Trend Mention

Mention ImagePoynter to honor Lesley Stahl at its virtual Celebration of Journalism gala Nov. 10

You’re invited to The Poynter Institute’s virtual Celebration of Journalism gala on Nov. 10, honoring the free press, democracy and the distinguished career of Lesley Stahl, award-winning broadcast journalist and “60 Minutes” correspondent for CBS News. Be immersed in an evening of poignant storytelling featuring special appearances from celebrity journalists and glimpses inside newsrooms making a difference. Together, we’ll uplift the quality of journalism for all. Grab tickets at poynter.org/gala

Aakash Patel, Elevate Inc. CEO
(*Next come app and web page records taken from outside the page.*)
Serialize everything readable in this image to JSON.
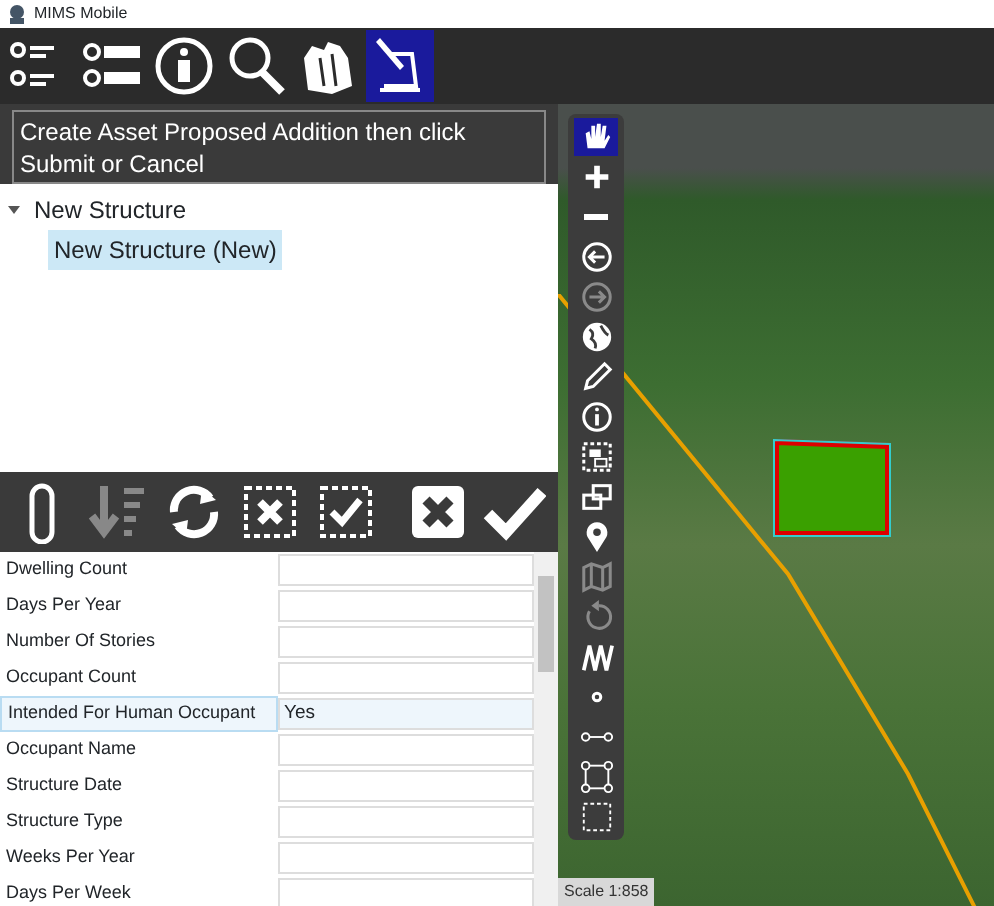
{
  "window": {
    "title": "MIMS Mobile"
  },
  "main_toolbar": [
    {
      "selected": false
    },
    {
      "selected": false
    },
    {
      "selected": false
    },
    {
      "selected": false
    },
    {
      "selected": false
    },
    {
      "selected": true
    }
  ],
  "message": "Create Asset Proposed Addition then click Submit or Cancel",
  "tree": [
    {
      "label": "New Structure",
      "expanded": true,
      "selected": false,
      "children": [
        {
          "label": "New Structure (New)",
          "selected": true
        }
      ]
    }
  ],
  "action_toolbar": [
    {
      "disabled": false
    },
    {
      "disabled": true
    },
    {
      "disabled": false
    },
    {
      "disabled": false
    },
    {
      "disabled": false
    },
    {
      "disabled": false
    },
    {
      "disabled": false
    }
  ],
  "properties": [
    {
      "name": "Dwelling Count",
      "selected": false
    },
    {
      "name": "Days Per Year",
      "selected": false
    },
    {
      "name": "Number Of Stories",
      "selected": false
    },
    {
      "name": "Occupant Count",
      "selected": false
    },
    {
      "name": "Intended For Human Occupant",
      "value": "Yes",
      "selected": true
    },
    {
      "name": "Occupant Name",
      "selected": false
    },
    {
      "name": "Structure Date",
      "selected": false
    },
    {
      "name": "Structure Type",
      "selected": false
    },
    {
      "name": "Weeks Per Year",
      "selected": false
    },
    {
      "name": "Days Per Week",
      "selected": false
    }
  ],
  "map_tools": [
    {
      "selected": true,
      "disabled": false
    },
    {
      "selected": false,
      "disabled": false
    },
    {
      "selected": false,
      "disabled": false
    },
    {
      "selected": false,
      "disabled": false
    },
    {
      "selected": false,
      "disabled": true
    },
    {
      "selected": false,
      "disabled": false
    },
    {
      "selected": false,
      "disabled": false
    },
    {
      "selected": false,
      "disabled": false
    },
    {
      "selected": false,
      "disabled": false
    },
    {
      "selected": false,
      "disabled": false
    },
    {
      "selected": false,
      "disabled": false
    },
    {
      "selected": false,
      "disabled": true
    },
    {
      "selected": false,
      "disabled": true
    },
    {
      "selected": false,
      "disabled": false
    },
    {
      "selected": false,
      "disabled": false
    },
    {
      "selected": false,
      "disabled": false
    },
    {
      "selected": false,
      "disabled": false
    },
    {
      "selected": false,
      "disabled": false
    }
  ],
  "map": {
    "scale": "Scale 1:858"
  }
}
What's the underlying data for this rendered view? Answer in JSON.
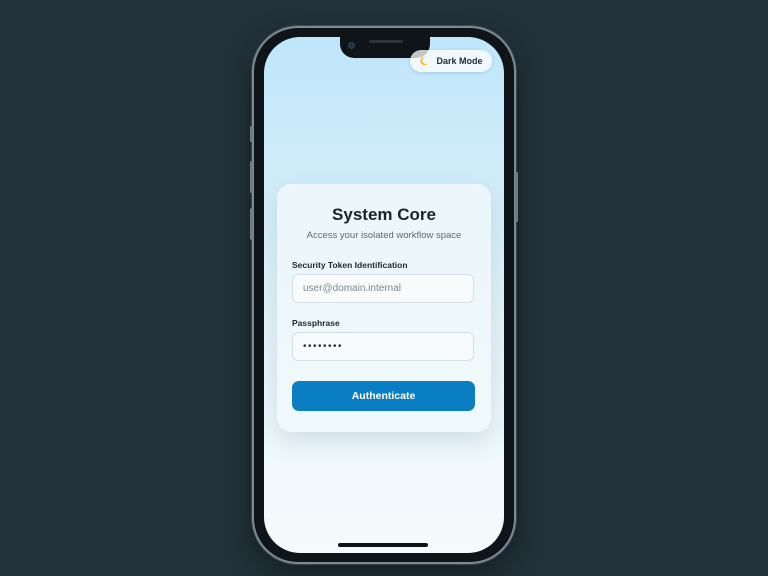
{
  "header": {
    "dark_mode_label": "Dark Mode",
    "dark_mode_icon": "moon-icon"
  },
  "login": {
    "title": "System Core",
    "subtitle": "Access your isolated workflow space",
    "token_label": "Security Token Identification",
    "token_placeholder": "user@domain.internal",
    "token_value": "",
    "passphrase_label": "Passphrase",
    "passphrase_value": "••••••••",
    "submit_label": "Authenticate"
  },
  "colors": {
    "background": "#22313a",
    "accent": "#0a7ec2",
    "screen_top": "#bfe6fb",
    "screen_bottom": "#f6fbfd"
  }
}
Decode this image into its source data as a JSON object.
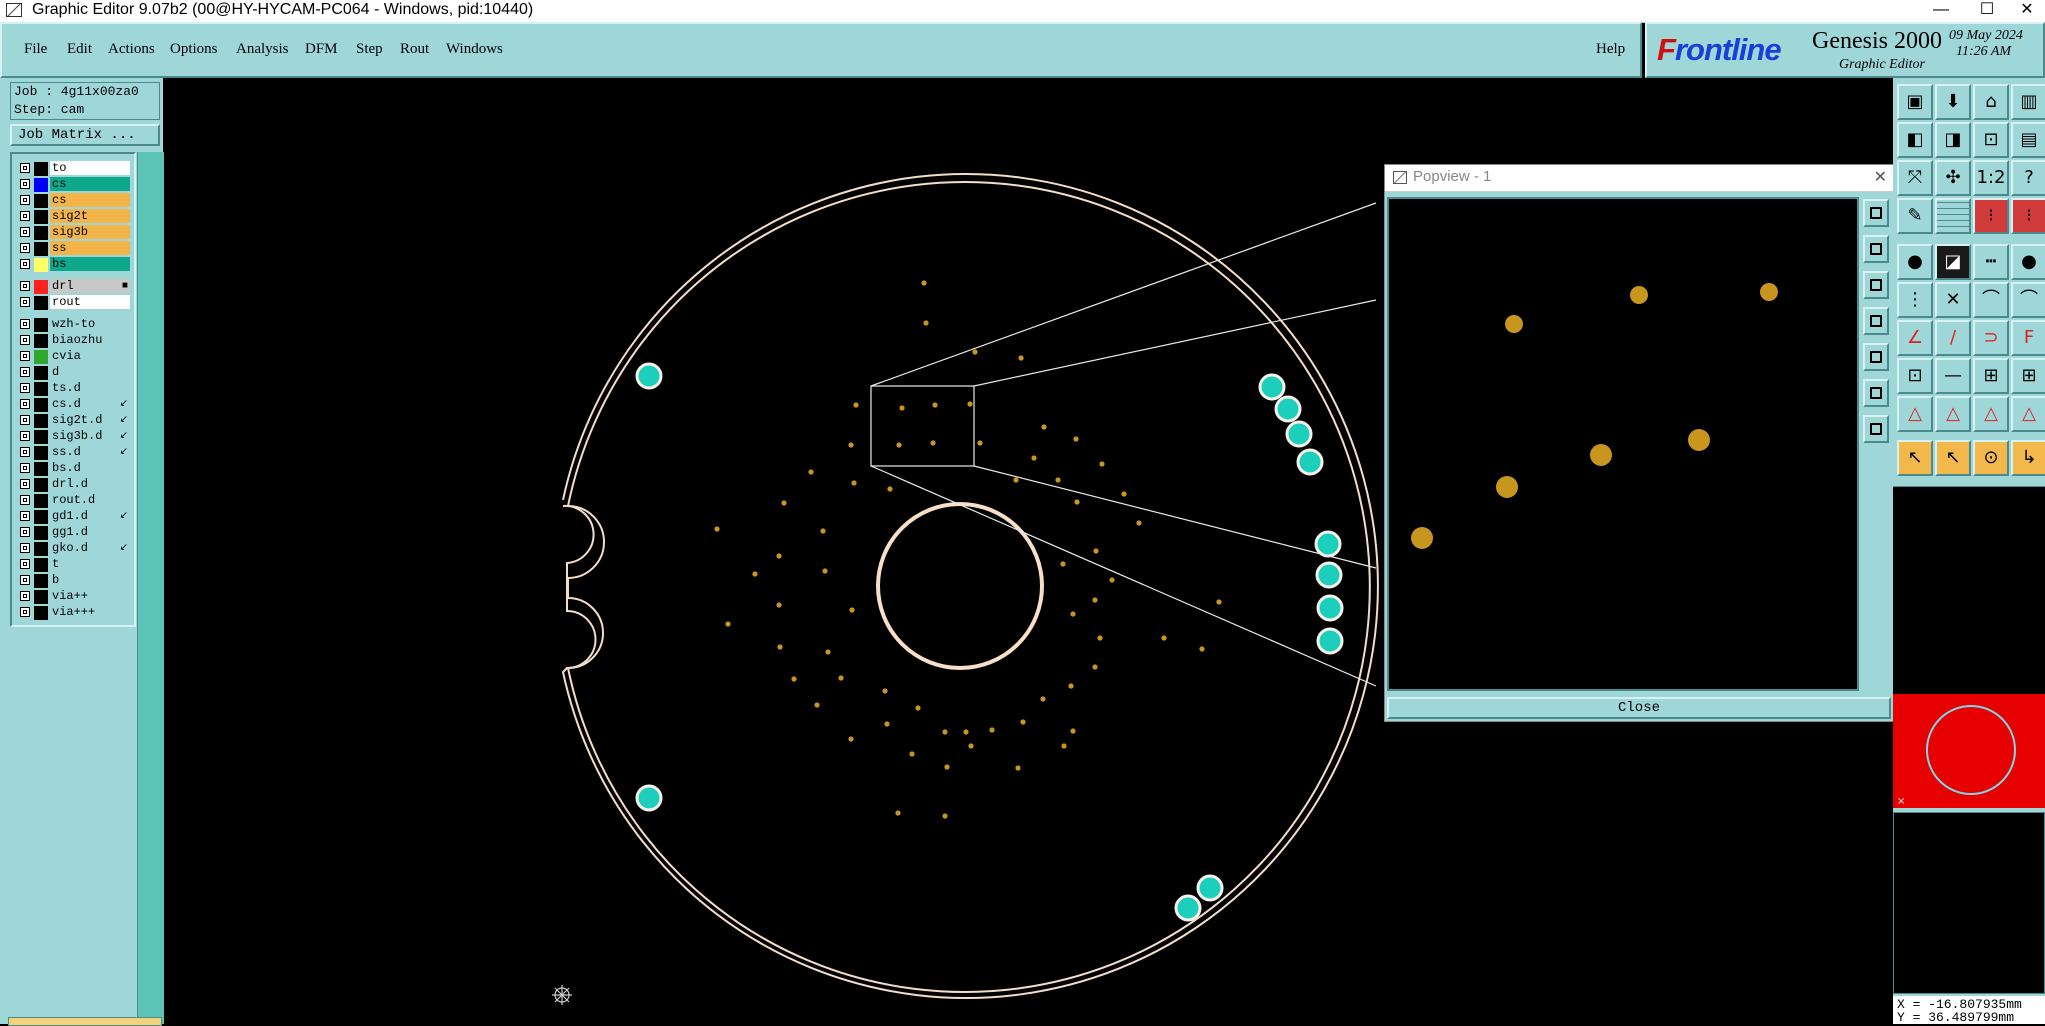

 In the mid-2000s, with a bachelor’s in political science and English literature from Florida State University in hand, Aakash Patel seemed destined to go to law school and embark on a career in the legal industry. Then, much like today, an economic crisis hit and caused many people, including Patel, to rethink choices large and small. He decided to switch gears and seek a job in public relations or marketing, but then, urged on by his grandfather, father and some entrepreneurial friends he now thinks of as mentors, he was persuaded to start his own company — Elevate Inc., a business consulting firm.

» More from the Business Observer.


Florida stone crab season opens Friday: Here’s what to know

floridaThe Florida stone crab season opens Friday, which means fresh claws may start showing up on dinner menus and in specialty stores as early as Saturday. The stone crab resembles a bodybuilder, with pumped-up, beefy claws folded out in front of its body. The Florida delicacy can cost two times the price of Alaskan snow crab legs. The 2 million pounds of sweet crab meat harvested last year fueled a $31 million industry.

» Read more from the Tampa Bay Times.